====== Data provided ======
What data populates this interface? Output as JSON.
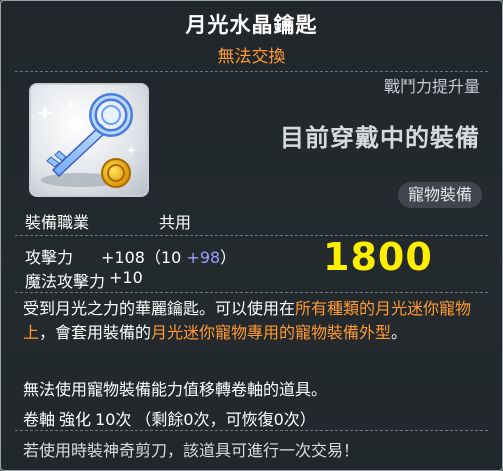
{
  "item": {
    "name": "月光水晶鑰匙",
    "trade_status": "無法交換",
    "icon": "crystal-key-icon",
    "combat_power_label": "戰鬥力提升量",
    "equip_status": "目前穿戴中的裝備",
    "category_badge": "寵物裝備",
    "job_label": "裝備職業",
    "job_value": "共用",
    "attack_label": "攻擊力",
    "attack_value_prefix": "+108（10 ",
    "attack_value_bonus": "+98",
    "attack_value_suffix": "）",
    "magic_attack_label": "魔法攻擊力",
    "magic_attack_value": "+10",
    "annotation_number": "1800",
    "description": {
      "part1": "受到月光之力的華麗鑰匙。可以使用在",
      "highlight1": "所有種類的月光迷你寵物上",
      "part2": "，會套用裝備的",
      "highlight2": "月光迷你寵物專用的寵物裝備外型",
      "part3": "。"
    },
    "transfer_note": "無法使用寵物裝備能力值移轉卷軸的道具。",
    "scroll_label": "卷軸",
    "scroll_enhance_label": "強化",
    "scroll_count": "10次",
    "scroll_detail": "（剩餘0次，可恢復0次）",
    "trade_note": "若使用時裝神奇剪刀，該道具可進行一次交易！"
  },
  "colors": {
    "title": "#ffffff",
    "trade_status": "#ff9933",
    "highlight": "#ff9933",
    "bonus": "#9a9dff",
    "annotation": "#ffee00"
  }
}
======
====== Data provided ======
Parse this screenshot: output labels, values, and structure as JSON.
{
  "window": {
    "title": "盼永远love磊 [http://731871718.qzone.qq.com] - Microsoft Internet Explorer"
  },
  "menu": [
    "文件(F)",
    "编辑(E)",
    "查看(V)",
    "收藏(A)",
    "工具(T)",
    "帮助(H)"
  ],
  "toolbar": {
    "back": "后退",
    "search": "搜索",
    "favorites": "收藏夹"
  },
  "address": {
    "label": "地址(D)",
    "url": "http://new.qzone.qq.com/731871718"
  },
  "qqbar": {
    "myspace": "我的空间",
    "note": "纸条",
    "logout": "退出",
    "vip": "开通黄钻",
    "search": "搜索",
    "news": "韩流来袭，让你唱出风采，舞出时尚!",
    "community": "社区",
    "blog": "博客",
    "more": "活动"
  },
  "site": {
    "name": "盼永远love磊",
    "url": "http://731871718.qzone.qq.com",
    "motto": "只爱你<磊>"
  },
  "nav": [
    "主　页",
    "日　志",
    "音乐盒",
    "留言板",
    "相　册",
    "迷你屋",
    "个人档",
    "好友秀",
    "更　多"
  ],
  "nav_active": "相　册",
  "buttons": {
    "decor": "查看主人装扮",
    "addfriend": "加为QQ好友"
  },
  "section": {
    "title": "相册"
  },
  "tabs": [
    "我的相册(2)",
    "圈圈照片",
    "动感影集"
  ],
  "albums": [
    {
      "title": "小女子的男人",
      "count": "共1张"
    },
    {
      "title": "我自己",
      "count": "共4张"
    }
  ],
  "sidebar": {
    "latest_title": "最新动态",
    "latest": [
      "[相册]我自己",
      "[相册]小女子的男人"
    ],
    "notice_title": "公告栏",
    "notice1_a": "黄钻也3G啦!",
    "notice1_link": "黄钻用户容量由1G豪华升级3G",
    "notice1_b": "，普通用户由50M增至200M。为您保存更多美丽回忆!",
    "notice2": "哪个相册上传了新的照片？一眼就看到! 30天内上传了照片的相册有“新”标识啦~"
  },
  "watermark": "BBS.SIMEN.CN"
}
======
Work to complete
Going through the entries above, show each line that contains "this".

Your response
What data populates this interface? Output as JSON.
Parse this screenshot: output labels, values, and structure as JSON.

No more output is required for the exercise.